I wish I could simply shut away any emotional involvement in my adult children’s lives. How blissful it would be to simply treat them as distant friends from whom I get a yearly holiday card with a list of events and accomplishments I read and then file away. I could avoid tons of heartache. Yet, I know that until death separates us I will be completely in love with my children and therefore vulnerable to sharing the pain of their problems. In the movie "Parenthood," there’s a wonderful line from Jason Robards to his son, played by Steve Martin: "There is no end, you never cross the goal line, spike the ball and do your touchdown dance, never... I'm 64 and Larry is 27... and he's still my son,... you think I want him to get hurt?... he's my son." This certainly hits home. Even if I don’t offer protection or solution, I still feel acutely any pain my children feel.
 
As you guide your children through the maze that is childhood, keep in mind that while the smaller things get easier, the big issues never waver.

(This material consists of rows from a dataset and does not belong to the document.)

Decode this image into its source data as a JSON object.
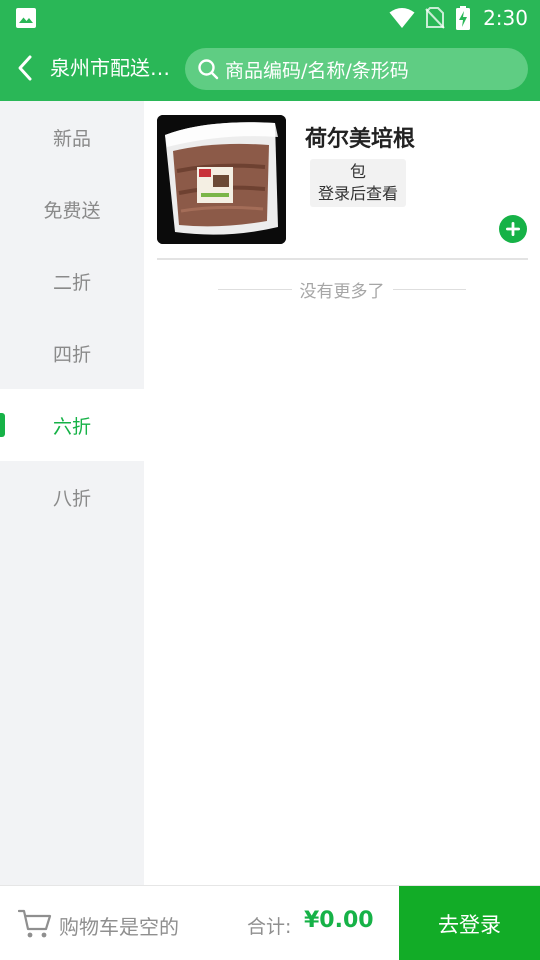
{
  "status_bar": {
    "time": "2:30",
    "icons": [
      "gallery-icon",
      "wifi-icon",
      "no-sim-icon",
      "battery-charging-icon"
    ]
  },
  "header": {
    "city": "泉州市配送…",
    "search_placeholder": "商品编码/名称/条形码",
    "icons": [
      "back-icon",
      "search-icon"
    ]
  },
  "sidebar": {
    "items": [
      {
        "label": "新品",
        "active": false
      },
      {
        "label": "免费送",
        "active": false
      },
      {
        "label": "二折",
        "active": false
      },
      {
        "label": "四折",
        "active": false
      },
      {
        "label": "六折",
        "active": true
      },
      {
        "label": "八折",
        "active": false
      }
    ]
  },
  "products": [
    {
      "name": "荷尔美培根",
      "unit": "包",
      "price_hint": "登录后查看",
      "image": "packaged-bacon-photo",
      "add_icon": "plus-circle-icon"
    }
  ],
  "list_end_text": "没有更多了",
  "bottom_bar": {
    "cart_text": "购物车是空的",
    "total_label": "合计:",
    "total_value": "¥0.00",
    "login_label": "去登录",
    "cart_icon": "cart-icon"
  },
  "colors": {
    "brand_green": "#2ab757",
    "accent_green": "#16b247",
    "button_green": "#12ac27",
    "sidebar_bg": "#f2f3f5"
  }
}
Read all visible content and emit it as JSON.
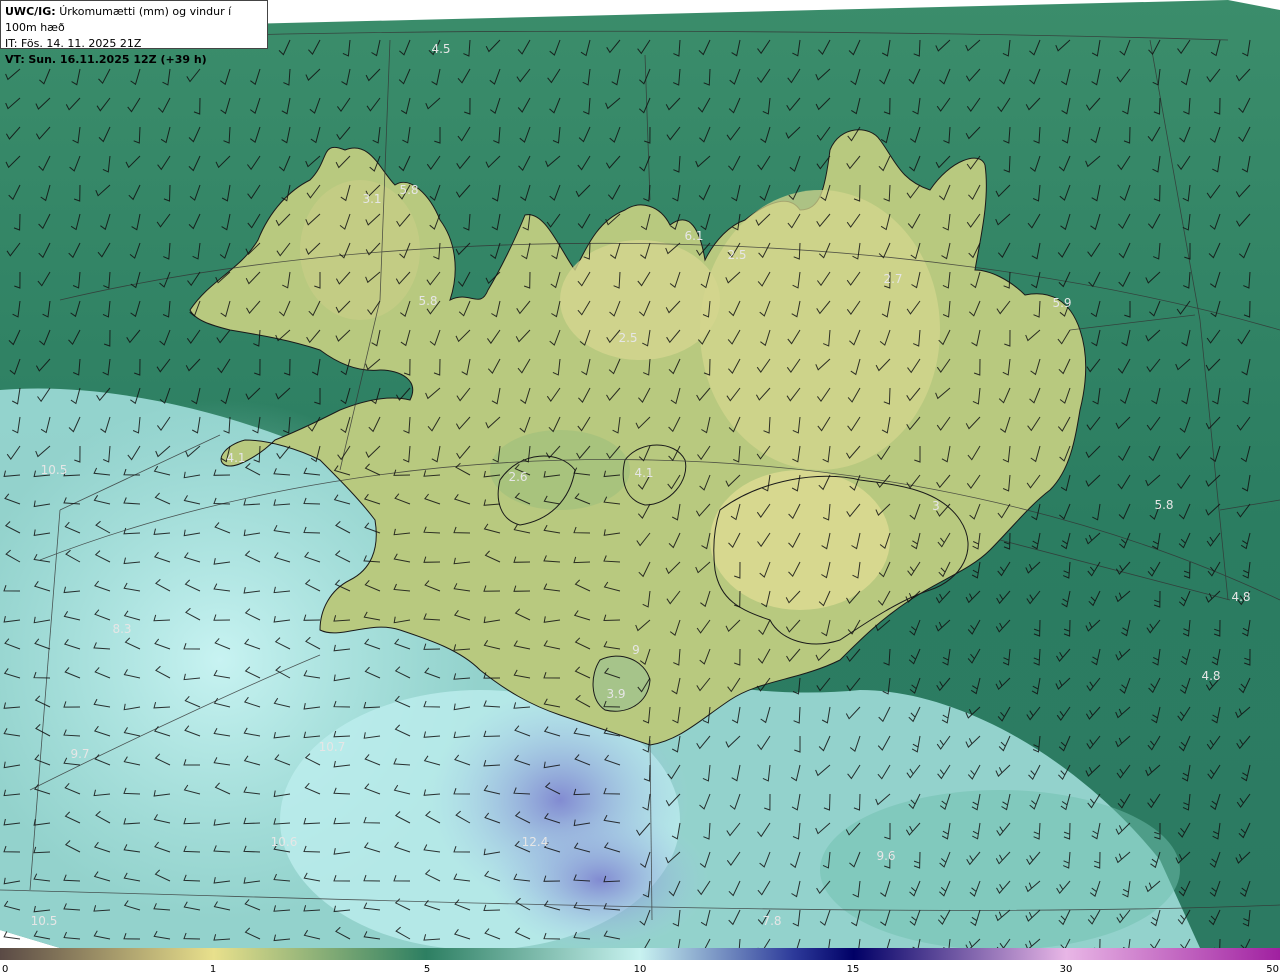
{
  "header": {
    "product": "UWC/IG:",
    "title": "Úrkomumætti (mm) og vindur í 100m hæð",
    "it_label": "IT:",
    "it_value": "Fös. 14. 11. 2025 21Z",
    "vt_label": "VT:",
    "vt_value": "Sun. 16.11.2025 12Z (+39 h)"
  },
  "map": {
    "region": "Iceland",
    "colors": {
      "ocean_dry": "#2c7d60",
      "land_dry": "#cfd48a",
      "ocean_wet": "#a8e6e4",
      "wettest": "#7f86d0"
    },
    "value_labels": [
      "4.5",
      "5.8",
      "3.1",
      "5.8",
      "6.1",
      "2.5",
      "2.7",
      "5.9",
      "2.5",
      "4.1",
      "10.5",
      "2.6",
      "4.1",
      "5.8",
      "4.8",
      "8.3",
      "4.8",
      "3.9",
      "9",
      "10.7",
      "10.6",
      "12.4",
      "9.6",
      "7.8",
      "10.5",
      "9.7",
      "3"
    ]
  },
  "colorbar": {
    "ticks": [
      "0",
      "1",
      "5",
      "10",
      "15",
      "30",
      "50"
    ],
    "colors": [
      "#5a4a45",
      "#e8e08c",
      "#2d7f62",
      "#c8f2f0",
      "#2d3a9a",
      "#000066",
      "#e8b6e6",
      "#a020a0"
    ]
  }
}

Eventually, kids get toilet-trained, learn to tie their shoes, avoid putting things up their noses, ride bikes and understand that traffic is dangerous. At the same time, the real crises get more complex: being bullied at school, developing good study habits, getting cut from the soccer team, deciding on a college, having a car accident. It’s no wonder we have a tricky time cutting our children loose. We realize as they grow older the difficulties they face grow more complex and require heightened abilities of maturity, intelligence and resources to resolve. We know we possess these abilities, so we want to provide our children with the protection and solution they offer.
 
So when do we remove this bubble? I have no idea. I know it was different with each of my adult children. My daughter recently took a business trip to London for her company where she is an executive. Her flight was canceled in Chicago, so she caught a red-eye to San Diego and from there flew to London. When she arrived, her luggage had not followed. When my son-in-law told me, my immediate response was to go into solution mode — how could we get clothes to her quickly? Did she need money to pay for clothes? And so forth… Here’s a grown woman with two kids who found her way out of the travel dilemma, yet my natural mothering mode kicked in. I never even spoke to my son-in-law or daughter about my thoughts. I was able to just let things unfold, but I recognized how quickly that instinct to protect appears and how quickly the inability to act on the instinct created powerlessness, worry and pain on her behalf knowing how much she hates these situations.
 
As parents, we have to be able to not only endure the grief that love brings, but to suffer in silence. When asked, I am more than willing to give advice and help, but I also know that if I do it too quickly or too often I am doing my kids a disservice. The best thing I can do is gently encourage them to problem solve and find their own way out of a dilemma. I’ve learned that throwing money at a problem or over-protecting just leads to more grief because our children get too dependent upon the quick fix those solutions offer and end up getting tangled up again and again. I think that is what Susan Engel was hoping to tell parents. In her experience, we parents are hard-wired to wrap our wings around our children rather than being the ruthless mother birds that push the kids out of the nest. In recognizing that part of our nature we can better control it. Yet, it doesn’t diminish the grief we feel as we perch on the edge of the nest watching our "babies" cascade toward the earth until they finally figure out to open their wings. Find those teachable moments and use them to give your children more power to solve their own problems and to give yourself permission to feel grief without needing to minimize it by overprotecting.

Comments (0)